Records for the task —
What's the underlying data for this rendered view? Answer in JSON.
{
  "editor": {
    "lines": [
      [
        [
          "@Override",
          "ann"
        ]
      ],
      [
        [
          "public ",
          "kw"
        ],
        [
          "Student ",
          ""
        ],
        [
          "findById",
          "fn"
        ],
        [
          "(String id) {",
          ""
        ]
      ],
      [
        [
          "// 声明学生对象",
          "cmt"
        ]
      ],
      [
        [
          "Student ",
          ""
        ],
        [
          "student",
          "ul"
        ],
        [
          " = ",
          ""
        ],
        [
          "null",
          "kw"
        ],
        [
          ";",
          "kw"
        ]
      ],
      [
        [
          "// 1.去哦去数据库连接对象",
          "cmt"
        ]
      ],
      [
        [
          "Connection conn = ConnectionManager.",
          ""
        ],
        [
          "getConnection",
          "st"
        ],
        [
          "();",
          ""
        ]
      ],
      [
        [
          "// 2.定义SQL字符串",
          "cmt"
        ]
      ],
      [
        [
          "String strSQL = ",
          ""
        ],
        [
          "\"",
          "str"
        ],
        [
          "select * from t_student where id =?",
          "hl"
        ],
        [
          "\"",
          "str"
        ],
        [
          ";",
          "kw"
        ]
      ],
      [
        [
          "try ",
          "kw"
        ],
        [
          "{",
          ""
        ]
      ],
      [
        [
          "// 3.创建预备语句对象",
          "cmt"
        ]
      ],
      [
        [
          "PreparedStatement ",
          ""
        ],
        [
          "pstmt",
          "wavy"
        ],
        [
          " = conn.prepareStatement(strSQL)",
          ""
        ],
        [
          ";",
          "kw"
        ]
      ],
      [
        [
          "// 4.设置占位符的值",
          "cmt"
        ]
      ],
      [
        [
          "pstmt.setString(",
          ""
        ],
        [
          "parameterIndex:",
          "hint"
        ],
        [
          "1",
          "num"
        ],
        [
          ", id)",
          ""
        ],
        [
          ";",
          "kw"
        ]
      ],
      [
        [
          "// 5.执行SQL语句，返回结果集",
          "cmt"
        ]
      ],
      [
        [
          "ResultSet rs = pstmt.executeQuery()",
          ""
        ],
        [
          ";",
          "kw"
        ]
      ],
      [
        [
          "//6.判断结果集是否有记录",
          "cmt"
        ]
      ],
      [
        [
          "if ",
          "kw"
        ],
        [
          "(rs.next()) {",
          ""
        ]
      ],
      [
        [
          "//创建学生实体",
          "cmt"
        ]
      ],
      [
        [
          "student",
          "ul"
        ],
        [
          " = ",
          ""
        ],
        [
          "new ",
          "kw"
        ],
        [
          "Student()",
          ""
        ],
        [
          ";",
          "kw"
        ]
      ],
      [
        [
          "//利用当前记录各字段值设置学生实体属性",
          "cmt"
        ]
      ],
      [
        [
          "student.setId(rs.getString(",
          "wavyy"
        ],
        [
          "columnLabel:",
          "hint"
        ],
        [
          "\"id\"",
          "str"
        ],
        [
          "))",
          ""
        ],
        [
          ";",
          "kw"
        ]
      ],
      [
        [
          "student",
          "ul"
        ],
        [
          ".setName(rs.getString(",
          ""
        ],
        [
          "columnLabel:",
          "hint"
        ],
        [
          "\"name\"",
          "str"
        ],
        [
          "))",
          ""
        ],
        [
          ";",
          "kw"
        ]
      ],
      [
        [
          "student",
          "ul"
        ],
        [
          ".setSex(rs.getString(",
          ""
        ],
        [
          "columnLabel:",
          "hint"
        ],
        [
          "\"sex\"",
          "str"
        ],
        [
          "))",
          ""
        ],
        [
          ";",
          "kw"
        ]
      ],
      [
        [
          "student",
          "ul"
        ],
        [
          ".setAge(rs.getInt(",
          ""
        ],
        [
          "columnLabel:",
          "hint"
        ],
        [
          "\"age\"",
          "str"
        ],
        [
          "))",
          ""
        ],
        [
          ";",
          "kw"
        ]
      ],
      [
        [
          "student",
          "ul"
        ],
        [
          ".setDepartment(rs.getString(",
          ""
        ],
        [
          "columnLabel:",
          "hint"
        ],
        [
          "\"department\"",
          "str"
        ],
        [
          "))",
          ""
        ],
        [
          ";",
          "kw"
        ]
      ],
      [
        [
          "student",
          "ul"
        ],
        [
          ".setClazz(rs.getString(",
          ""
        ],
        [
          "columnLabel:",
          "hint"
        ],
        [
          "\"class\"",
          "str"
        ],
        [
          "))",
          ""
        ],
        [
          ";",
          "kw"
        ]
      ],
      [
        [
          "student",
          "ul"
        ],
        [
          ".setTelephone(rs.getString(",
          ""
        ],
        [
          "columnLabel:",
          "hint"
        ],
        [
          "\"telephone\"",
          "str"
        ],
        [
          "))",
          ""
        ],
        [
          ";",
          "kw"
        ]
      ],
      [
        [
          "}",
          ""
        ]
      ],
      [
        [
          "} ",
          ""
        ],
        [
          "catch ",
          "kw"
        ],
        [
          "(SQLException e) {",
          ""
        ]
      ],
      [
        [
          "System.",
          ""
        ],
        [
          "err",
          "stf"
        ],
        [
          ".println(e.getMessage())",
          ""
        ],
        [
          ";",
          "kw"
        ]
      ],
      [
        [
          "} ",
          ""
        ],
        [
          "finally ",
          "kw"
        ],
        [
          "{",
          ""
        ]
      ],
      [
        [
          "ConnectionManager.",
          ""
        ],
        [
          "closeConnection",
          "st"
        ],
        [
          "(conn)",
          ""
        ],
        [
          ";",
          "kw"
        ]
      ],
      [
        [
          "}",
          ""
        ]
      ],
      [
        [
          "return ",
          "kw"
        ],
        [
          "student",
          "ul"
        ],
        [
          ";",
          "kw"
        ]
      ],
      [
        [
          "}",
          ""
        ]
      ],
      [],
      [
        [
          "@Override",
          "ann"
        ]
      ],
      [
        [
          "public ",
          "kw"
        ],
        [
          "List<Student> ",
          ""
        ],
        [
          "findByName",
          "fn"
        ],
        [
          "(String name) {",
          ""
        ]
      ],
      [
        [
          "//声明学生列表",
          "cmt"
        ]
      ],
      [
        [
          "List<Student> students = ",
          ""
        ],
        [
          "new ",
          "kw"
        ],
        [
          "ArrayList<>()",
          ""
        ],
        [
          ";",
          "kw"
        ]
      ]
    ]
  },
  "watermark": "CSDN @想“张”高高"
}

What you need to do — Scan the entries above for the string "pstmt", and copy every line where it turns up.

Task solution —
          "pstmt",
          "pstmt.setString(",
          "ResultSet rs = pstmt.executeQuery()",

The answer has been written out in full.